What are the long-term side effects of hormone therapy?

Depending on what kind of hormone therapy you have, how long you take it for and your overall health, there could be side effects that last for a short time or longer. These can include hot flushes, sweating and tiredness. It can also affect fertility and sexuality and cause bones to weaken and break more easily (osteoporosis). Hormone therapy can also cause a decrease in the appetite and changes in bowel habits. Your doctor or nurse will keep an eye on any side effects you have and can help you manage them.

A decrease in libido can be a side effect of some hormone treatments, especially when combined with androgen deprivation therapy (ADT). If you are concerned about this, there are medicines you can take to improve your sex drive. You can also discuss the issue with your partner, GP or specialist nurse.

Some men find that they have less energy and a lack of interest in things like work or hobbies while on hormone treatment. If you have trouble coping with these changes, talking with your family, friends or a counsellor can help.

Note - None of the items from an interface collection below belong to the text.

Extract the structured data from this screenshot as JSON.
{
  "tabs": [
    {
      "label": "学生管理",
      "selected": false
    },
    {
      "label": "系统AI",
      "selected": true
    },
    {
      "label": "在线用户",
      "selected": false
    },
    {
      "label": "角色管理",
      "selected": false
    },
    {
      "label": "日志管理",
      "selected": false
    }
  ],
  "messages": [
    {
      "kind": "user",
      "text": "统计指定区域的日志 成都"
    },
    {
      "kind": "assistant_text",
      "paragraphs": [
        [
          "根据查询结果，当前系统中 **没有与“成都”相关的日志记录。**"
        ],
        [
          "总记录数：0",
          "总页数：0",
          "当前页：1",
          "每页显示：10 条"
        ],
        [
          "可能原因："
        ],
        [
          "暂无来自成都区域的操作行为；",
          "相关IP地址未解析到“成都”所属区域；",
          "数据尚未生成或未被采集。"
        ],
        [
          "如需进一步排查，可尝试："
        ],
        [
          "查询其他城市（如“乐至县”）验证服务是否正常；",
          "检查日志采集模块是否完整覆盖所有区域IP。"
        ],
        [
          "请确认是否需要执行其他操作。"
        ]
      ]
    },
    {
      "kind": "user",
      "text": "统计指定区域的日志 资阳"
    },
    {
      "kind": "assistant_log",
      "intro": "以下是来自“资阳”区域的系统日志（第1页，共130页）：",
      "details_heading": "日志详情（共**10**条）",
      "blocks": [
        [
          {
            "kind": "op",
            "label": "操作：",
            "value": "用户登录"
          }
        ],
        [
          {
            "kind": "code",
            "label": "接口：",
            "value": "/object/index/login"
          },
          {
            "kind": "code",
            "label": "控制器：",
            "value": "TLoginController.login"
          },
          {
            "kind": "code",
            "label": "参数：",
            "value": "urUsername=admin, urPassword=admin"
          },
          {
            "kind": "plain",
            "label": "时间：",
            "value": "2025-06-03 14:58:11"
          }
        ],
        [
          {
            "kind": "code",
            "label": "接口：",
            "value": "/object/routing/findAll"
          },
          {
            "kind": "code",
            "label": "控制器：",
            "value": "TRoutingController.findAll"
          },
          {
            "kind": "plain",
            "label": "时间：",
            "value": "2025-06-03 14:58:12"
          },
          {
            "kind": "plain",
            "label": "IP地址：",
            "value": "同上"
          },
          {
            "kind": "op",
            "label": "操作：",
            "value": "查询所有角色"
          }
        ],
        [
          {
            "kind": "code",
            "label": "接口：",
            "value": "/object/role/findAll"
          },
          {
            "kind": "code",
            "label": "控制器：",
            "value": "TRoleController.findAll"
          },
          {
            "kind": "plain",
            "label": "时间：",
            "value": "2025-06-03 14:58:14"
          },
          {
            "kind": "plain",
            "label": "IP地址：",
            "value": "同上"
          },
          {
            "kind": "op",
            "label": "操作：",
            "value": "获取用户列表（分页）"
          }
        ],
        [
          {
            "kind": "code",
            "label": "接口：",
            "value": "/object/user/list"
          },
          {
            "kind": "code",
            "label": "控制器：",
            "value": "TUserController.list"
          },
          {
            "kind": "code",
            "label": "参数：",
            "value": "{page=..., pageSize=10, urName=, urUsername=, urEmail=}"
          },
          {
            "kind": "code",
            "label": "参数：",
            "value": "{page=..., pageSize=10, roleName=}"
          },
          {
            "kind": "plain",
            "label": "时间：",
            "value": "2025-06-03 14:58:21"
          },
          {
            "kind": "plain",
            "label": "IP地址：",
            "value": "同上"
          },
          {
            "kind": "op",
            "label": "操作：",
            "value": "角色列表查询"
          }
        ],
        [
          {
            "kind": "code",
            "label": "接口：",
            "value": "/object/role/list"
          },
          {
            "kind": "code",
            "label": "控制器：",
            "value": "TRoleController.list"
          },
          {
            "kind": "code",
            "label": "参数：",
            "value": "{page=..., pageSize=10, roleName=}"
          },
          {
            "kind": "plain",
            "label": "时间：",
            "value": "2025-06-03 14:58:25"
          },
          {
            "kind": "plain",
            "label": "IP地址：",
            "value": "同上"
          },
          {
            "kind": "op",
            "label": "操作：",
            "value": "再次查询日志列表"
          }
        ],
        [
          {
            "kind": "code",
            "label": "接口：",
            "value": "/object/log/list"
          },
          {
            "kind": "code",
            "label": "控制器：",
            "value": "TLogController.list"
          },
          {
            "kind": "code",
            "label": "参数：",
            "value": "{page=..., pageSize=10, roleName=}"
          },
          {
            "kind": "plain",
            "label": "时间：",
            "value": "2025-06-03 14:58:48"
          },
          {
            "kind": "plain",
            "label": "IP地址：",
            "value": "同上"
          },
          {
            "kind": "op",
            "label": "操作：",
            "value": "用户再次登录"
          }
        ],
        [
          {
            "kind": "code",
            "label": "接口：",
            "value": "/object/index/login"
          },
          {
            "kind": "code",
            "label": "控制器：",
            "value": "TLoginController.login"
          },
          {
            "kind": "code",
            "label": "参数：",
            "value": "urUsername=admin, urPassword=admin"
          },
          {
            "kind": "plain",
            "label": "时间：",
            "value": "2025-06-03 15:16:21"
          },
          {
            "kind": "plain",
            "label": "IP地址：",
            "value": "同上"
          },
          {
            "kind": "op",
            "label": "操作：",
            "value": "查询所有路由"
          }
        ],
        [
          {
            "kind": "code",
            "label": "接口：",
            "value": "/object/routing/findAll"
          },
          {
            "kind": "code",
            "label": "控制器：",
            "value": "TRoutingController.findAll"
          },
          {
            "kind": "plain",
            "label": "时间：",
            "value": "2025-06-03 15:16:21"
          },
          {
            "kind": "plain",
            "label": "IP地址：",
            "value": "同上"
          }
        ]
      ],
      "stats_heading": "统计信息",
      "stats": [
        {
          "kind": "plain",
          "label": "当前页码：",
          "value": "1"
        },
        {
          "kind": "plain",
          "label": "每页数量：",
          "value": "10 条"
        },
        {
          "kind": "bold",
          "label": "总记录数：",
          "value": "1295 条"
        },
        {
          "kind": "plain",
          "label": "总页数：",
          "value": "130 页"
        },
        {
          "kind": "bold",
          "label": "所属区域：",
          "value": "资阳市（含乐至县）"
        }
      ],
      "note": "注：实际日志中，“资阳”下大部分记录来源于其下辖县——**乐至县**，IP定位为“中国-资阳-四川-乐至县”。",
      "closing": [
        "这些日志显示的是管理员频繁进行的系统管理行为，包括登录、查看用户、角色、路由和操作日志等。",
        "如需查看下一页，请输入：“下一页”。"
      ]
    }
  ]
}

Your hormone therapy can increase your risk of blood clots, heart disease and type-2 diabetes. Having a healthy diet, taking regular exercise and keeping in close contact with your GP can help prevent these side effects.

You may have muscle or joint pain while on hormone therapy. Taking a medicine to ease this such as acetaminophen (Tylenol) can help. You might also have a lower level of testosterone and a change in your appearance (such as facial hair or less body fat). Some men find this can be distressing, but there are ways to cope.

If your PSA level falls and stays low, it usually means that the cancer has been controlled by your hormone therapy. However, if your PSA levels rise again, it may be a sign that the cancer has come back and you might need further treatment. Your doctor will monitor your PSA regularly and will talk to you about further treatment options. A study has shown that adding the chemotherapy drug docetaxel to ADT can improve the chance of a good outcome for men with advanced prostate cancer. The combination is more effective than ADT alone.